#### RECORDS
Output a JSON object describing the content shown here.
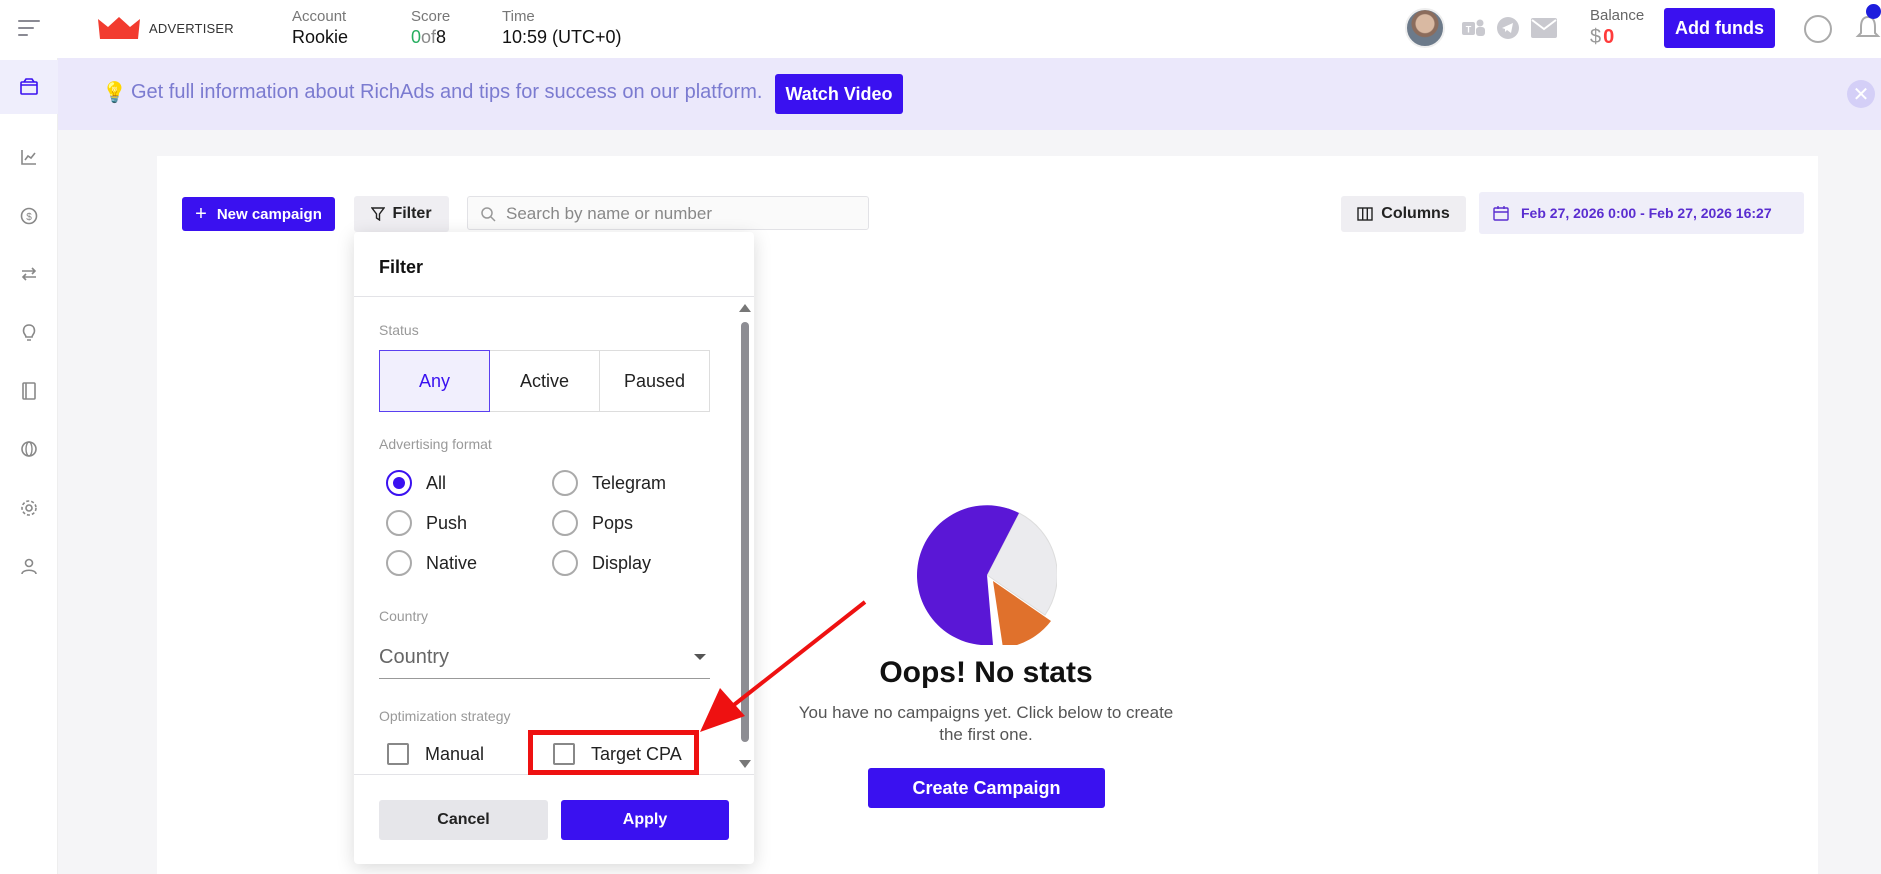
{
  "header": {
    "brand": "ADVERTISER",
    "account_label": "Account",
    "account_value": "Rookie",
    "score_label": "Score",
    "score_current": "0",
    "score_of": "of",
    "score_total": "8",
    "time_label": "Time",
    "time_value": "10:59 (UTC+0)",
    "balance_label": "Balance",
    "balance_currency": "$",
    "balance_value": "0",
    "add_funds_label": "Add funds"
  },
  "banner": {
    "text": "Get full information about RichAds and tips for success on our platform.",
    "button_label": "Watch Video",
    "close_glyph": "✕"
  },
  "sidebar": {
    "items": [
      {
        "icon": "campaigns-icon",
        "active": true
      },
      {
        "icon": "stats-chart-icon",
        "active": false
      },
      {
        "icon": "dollar-icon",
        "active": false
      },
      {
        "icon": "transfer-icon",
        "active": false
      },
      {
        "icon": "lightbulb-icon",
        "active": false
      },
      {
        "icon": "book-icon",
        "active": false
      },
      {
        "icon": "globe-icon",
        "active": false
      },
      {
        "icon": "gear-icon",
        "active": false
      },
      {
        "icon": "profile-icon",
        "active": false
      }
    ]
  },
  "toolbar": {
    "new_campaign_plus": "+",
    "new_campaign_label": "New campaign",
    "filter_label": "Filter",
    "search_placeholder": "Search by name or number",
    "columns_label": "Columns",
    "date_range": "Feb 27, 2026 0:00 - Feb 27, 2026 16:27"
  },
  "filter_panel": {
    "title": "Filter",
    "status_label": "Status",
    "status_options": [
      "Any",
      "Active",
      "Paused"
    ],
    "status_selected": "Any",
    "format_label": "Advertising format",
    "format_options": [
      "All",
      "Telegram",
      "Push",
      "Pops",
      "Native",
      "Display"
    ],
    "format_selected": "All",
    "country_label": "Country",
    "country_placeholder": "Country",
    "optimization_label": "Optimization strategy",
    "optimization_options": [
      "Manual",
      "Target CPA"
    ],
    "cancel_label": "Cancel",
    "apply_label": "Apply"
  },
  "empty_state": {
    "title": "Oops! No stats",
    "subtitle": "You have no campaigns yet. Click below to create the first one.",
    "button_label": "Create Campaign"
  },
  "colors": {
    "accent": "#3a11f0",
    "banner_bg": "#ebe8fb",
    "annotation": "#ee1111",
    "pie_purple": "#5a17d6",
    "pie_orange": "#e0712c",
    "pie_light": "#ebebee"
  }
}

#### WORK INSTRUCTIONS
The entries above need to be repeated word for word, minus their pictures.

#### THE ANSWER
Output a JSON object describing the content shown here.
{
  "header": {
    "brand": "ADVERTISER",
    "account_label": "Account",
    "account_value": "Rookie",
    "score_label": "Score",
    "score_current": "0",
    "score_of": "of",
    "score_total": "8",
    "time_label": "Time",
    "time_value": "10:59 (UTC+0)",
    "balance_label": "Balance",
    "balance_currency": "$",
    "balance_value": "0",
    "add_funds_label": "Add funds"
  },
  "banner": {
    "text": "Get full information about RichAds and tips for success on our platform.",
    "button_label": "Watch Video",
    "close_glyph": "✕"
  },
  "sidebar": {
    "items": [
      {
        "icon": "campaigns-icon",
        "active": true
      },
      {
        "icon": "stats-chart-icon",
        "active": false
      },
      {
        "icon": "dollar-icon",
        "active": false
      },
      {
        "icon": "transfer-icon",
        "active": false
      },
      {
        "icon": "lightbulb-icon",
        "active": false
      },
      {
        "icon": "book-icon",
        "active": false
      },
      {
        "icon": "globe-icon",
        "active": false
      },
      {
        "icon": "gear-icon",
        "active": false
      },
      {
        "icon": "profile-icon",
        "active": false
      }
    ]
  },
  "toolbar": {
    "new_campaign_plus": "+",
    "new_campaign_label": "New campaign",
    "filter_label": "Filter",
    "search_placeholder": "Search by name or number",
    "columns_label": "Columns",
    "date_range": "Feb 27, 2026 0:00 - Feb 27, 2026 16:27"
  },
  "filter_panel": {
    "title": "Filter",
    "status_label": "Status",
    "status_options": [
      "Any",
      "Active",
      "Paused"
    ],
    "status_selected": "Any",
    "format_label": "Advertising format",
    "format_options": [
      "All",
      "Telegram",
      "Push",
      "Pops",
      "Native",
      "Display"
    ],
    "format_selected": "All",
    "country_label": "Country",
    "country_placeholder": "Country",
    "optimization_label": "Optimization strategy",
    "optimization_options": [
      "Manual",
      "Target CPA"
    ],
    "cancel_label": "Cancel",
    "apply_label": "Apply"
  },
  "empty_state": {
    "title": "Oops! No stats",
    "subtitle": "You have no campaigns yet. Click below to create the first one.",
    "button_label": "Create Campaign"
  },
  "colors": {
    "accent": "#3a11f0",
    "banner_bg": "#ebe8fb",
    "annotation": "#ee1111",
    "pie_purple": "#5a17d6",
    "pie_orange": "#e0712c",
    "pie_light": "#ebebee"
  }
}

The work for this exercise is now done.